He went into the bathroom and splashed water on his face.
After coffee and a piece of toast, he rolled the drawing and took it to the park where the woman fed pigeons every day. She wasn't there. She wasn't there the next day, either. The following day Don brought a loaf of bread, sat on her bench, and tossed white pellets into the air. Birds fought for each piece. He prepared the remaining bread and scattered it in one throw. “There you go—something for everybody. She'll be back soon.”
A week later, she showed up. Don moved aside and asked, “Where you been?”
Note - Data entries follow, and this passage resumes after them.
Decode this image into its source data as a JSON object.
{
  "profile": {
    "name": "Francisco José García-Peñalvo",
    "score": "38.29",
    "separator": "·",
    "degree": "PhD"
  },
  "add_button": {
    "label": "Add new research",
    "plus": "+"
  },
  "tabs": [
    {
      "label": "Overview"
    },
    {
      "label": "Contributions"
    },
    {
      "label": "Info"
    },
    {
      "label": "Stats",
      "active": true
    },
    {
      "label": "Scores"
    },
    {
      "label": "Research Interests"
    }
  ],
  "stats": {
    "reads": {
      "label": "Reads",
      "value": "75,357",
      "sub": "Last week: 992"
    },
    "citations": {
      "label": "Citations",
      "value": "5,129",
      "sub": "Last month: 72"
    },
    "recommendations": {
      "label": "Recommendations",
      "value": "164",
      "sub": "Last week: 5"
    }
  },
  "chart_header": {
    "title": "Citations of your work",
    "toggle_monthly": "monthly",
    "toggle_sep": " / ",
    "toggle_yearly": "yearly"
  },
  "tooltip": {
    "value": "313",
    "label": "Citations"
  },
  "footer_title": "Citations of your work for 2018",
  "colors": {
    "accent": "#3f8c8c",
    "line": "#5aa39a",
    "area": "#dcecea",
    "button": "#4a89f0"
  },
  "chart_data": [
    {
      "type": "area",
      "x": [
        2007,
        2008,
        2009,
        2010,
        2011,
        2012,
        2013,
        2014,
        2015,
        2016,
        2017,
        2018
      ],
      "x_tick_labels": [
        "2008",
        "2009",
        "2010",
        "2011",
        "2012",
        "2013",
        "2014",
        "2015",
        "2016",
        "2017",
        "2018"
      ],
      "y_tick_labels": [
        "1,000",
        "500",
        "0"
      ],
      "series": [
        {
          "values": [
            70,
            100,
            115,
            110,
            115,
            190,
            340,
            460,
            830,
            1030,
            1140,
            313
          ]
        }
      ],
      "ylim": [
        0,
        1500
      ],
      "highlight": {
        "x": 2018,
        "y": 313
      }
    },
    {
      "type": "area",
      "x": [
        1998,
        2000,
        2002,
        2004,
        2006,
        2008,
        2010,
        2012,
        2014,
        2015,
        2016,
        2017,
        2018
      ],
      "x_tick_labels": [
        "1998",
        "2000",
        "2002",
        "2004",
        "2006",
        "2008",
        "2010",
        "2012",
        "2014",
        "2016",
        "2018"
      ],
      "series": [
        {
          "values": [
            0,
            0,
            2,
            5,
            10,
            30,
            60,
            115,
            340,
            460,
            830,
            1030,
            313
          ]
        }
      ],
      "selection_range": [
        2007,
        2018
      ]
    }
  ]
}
“I've been feeding the pigeons.”
“I was worrying. Thank you.”
“I did a drawing of you. I wanted to name it, but—I didn't know your name.”
“Ruby, ah. I'm Don. You want to see it? I'll bring it tomorrow.”
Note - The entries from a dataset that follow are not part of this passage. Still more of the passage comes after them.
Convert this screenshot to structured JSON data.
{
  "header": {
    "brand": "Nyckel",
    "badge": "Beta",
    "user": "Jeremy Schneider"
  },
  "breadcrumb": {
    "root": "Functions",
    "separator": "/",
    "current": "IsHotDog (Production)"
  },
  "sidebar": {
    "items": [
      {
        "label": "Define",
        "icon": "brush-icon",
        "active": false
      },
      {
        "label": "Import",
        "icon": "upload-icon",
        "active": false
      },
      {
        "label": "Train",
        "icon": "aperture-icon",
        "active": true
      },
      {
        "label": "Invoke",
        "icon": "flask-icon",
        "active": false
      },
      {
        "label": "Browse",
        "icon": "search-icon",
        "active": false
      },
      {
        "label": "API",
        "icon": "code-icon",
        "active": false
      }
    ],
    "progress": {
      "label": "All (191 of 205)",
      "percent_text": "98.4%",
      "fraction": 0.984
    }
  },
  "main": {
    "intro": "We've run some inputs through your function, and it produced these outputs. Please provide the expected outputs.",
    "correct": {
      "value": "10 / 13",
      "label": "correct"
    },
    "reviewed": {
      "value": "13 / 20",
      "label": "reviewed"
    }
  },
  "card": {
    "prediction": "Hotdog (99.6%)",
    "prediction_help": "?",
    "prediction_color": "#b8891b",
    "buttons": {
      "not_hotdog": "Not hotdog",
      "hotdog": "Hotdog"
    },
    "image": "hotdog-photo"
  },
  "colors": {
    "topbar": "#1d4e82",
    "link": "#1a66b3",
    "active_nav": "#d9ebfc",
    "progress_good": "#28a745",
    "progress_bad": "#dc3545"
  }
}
“O.K. How you feeling?”
“Good.” He walked to his usual bench and sat down. The sun beat on the live oak trees and sage-green strings of Spanish moss while the birds made happy sounds in front of Ruby. She had lost weight, he thought, but it was hard to tell, the way she dressed. She was a beauty once. He remembered his bloodshot eyes in the bathroom mirror. None of us getting any younger. He would give her the drawing in the morning and take off. It was time to leave Savannah, past time. Head for Portland again. Look up Lorna.
Lorna. The Art Students League. It seemed like last week that she was looking carefully into his eyes and shaking his hand, curious and unafraid, different from him in many ways, but similar in that. Painter's eyes, he thought, clear and unblinking. Couldn't tell how good she was, though—eyes are one thing; talent is another. And hard work is another.
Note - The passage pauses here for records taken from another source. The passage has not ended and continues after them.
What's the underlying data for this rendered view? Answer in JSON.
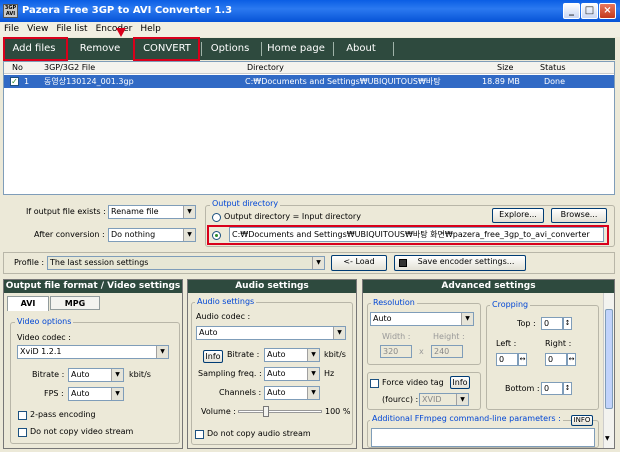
{
  "window": {
    "title": "Pazera Free 3GP to AVI Converter 1.3",
    "icon_text": "3GP AVI"
  },
  "menu": [
    "File",
    "View",
    "File list",
    "Encoder",
    "Help"
  ],
  "toolbar": {
    "add_files": "Add files",
    "remove": "Remove",
    "convert": "CONVERT",
    "options": "Options",
    "home_page": "Home page",
    "about": "About"
  },
  "file_list": {
    "columns": {
      "no": "No",
      "file": "3GP/3G2 File",
      "directory": "Directory",
      "size": "Size",
      "status": "Status"
    },
    "rows": [
      {
        "no": "1",
        "file": "동영상130124_001.3gp",
        "directory": "C:₩Documents and Settings₩UBIQUITOUS₩바탕",
        "size": "18.89 MB",
        "status": "Done"
      }
    ]
  },
  "output": {
    "if_exists_label": "If output file exists :",
    "if_exists_value": "Rename file",
    "after_conv_label": "After conversion :",
    "after_conv_value": "Do nothing",
    "dir_group_title": "Output directory",
    "radio_same": "Output directory = Input directory",
    "dir_value": "C:₩Documents and Settings₩UBIQUITOUS₩바탕 화면₩pazera_free_3gp_to_avi_converter",
    "explore": "Explore...",
    "browse": "Browse..."
  },
  "profile": {
    "label": "Profile :",
    "value": "The last session settings",
    "load": "<- Load",
    "save": "Save encoder settings..."
  },
  "video_panel": {
    "title": "Output file format / Video settings",
    "tab_avi": "AVI",
    "tab_mpg": "MPG",
    "group": "Video options",
    "codec_label": "Video codec :",
    "codec_value": "XviD 1.2.1",
    "bitrate_label": "Bitrate :",
    "bitrate_value": "Auto",
    "bitrate_unit": "kbit/s",
    "fps_label": "FPS :",
    "fps_value": "Auto",
    "two_pass": "2-pass encoding",
    "no_copy": "Do not copy video stream"
  },
  "audio_panel": {
    "title": "Audio settings",
    "group": "Audio settings",
    "codec_label": "Audio codec :",
    "codec_value": "Auto",
    "info": "Info",
    "bitrate_label": "Bitrate :",
    "bitrate_value": "Auto",
    "bitrate_unit": "kbit/s",
    "freq_label": "Sampling freq. :",
    "freq_value": "Auto",
    "freq_unit": "Hz",
    "channels_label": "Channels :",
    "channels_value": "Auto",
    "volume_label": "Volume :",
    "volume_value": "100 %",
    "volume_level": 0.33,
    "no_copy": "Do not copy audio stream"
  },
  "advanced_panel": {
    "title": "Advanced settings",
    "resolution": "Resolution",
    "res_value": "Auto",
    "width_label": "Width :",
    "width_value": "320",
    "height_label": "Height :",
    "height_value": "240",
    "x": "x",
    "force_tag": "Force video tag",
    "info": "Info",
    "fourcc_label": "(fourcc) :",
    "fourcc_value": "XVID",
    "cropping": "Cropping",
    "top_label": "Top :",
    "top_value": "0",
    "left_label": "Left :",
    "left_value": "0",
    "right_label": "Right :",
    "right_value": "0",
    "bottom_label": "Bottom :",
    "bottom_value": "0",
    "ffmpeg_label": "Additional FFmpeg command-line parameters :",
    "ffmpeg_info": "INFO"
  },
  "colors": {
    "accent": "#2e4a3e",
    "highlight": "#d9001b",
    "selection": "#316ac5"
  }
}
She lived in a studio behind her parents' house on a mountain road—what was it called?—the Glasco Turnpike. Her father, Lad Charles, was a painter, a friendly guy who wore bow ties and was well liked in town. Lorna was protected, highly educated, out of reach for Don Delahanty.
He was blocky. She was slim. His neck was thick and turned with his body; her neck was graceful and turned by itself. His eyes were a slatey blue—the color of the sea on a cloudy day. Hers were almond with flecks of green. He was fair skinned. Lorna was tanned. His hair was sand colored, prematurely grizzled. Hers was light brown, sun streaked, thick, and cut short—perfect for small gold earrings. She brought with her the smell of spring. He smelled like upstate New York—dirt, dairy farms, and industrial towns. She was kind. They both were, although he had a bitter streak that dragged at him.
The pigeons took off in a sudden rush, flapping and swerving around the trees. Don stood and walked slowly across the square. “So long, Ruby.”
“Be good, now,” she said.
You can survive unloved, but you can't make it without loving somebody—or something. Ruby loved her birds. And who knows who else? He loved Lorna. Lorna loved Pike, or used to, and Molly, their daughter. Molly herself would be falling in love any time now, if she weren't already. Round and round we go, getting the job done. Except he hadn't gotten the job done, not unless you counted the paintings as kids.
(from: title story, Michelangelo's Shoulder)
John Moncure Wetterau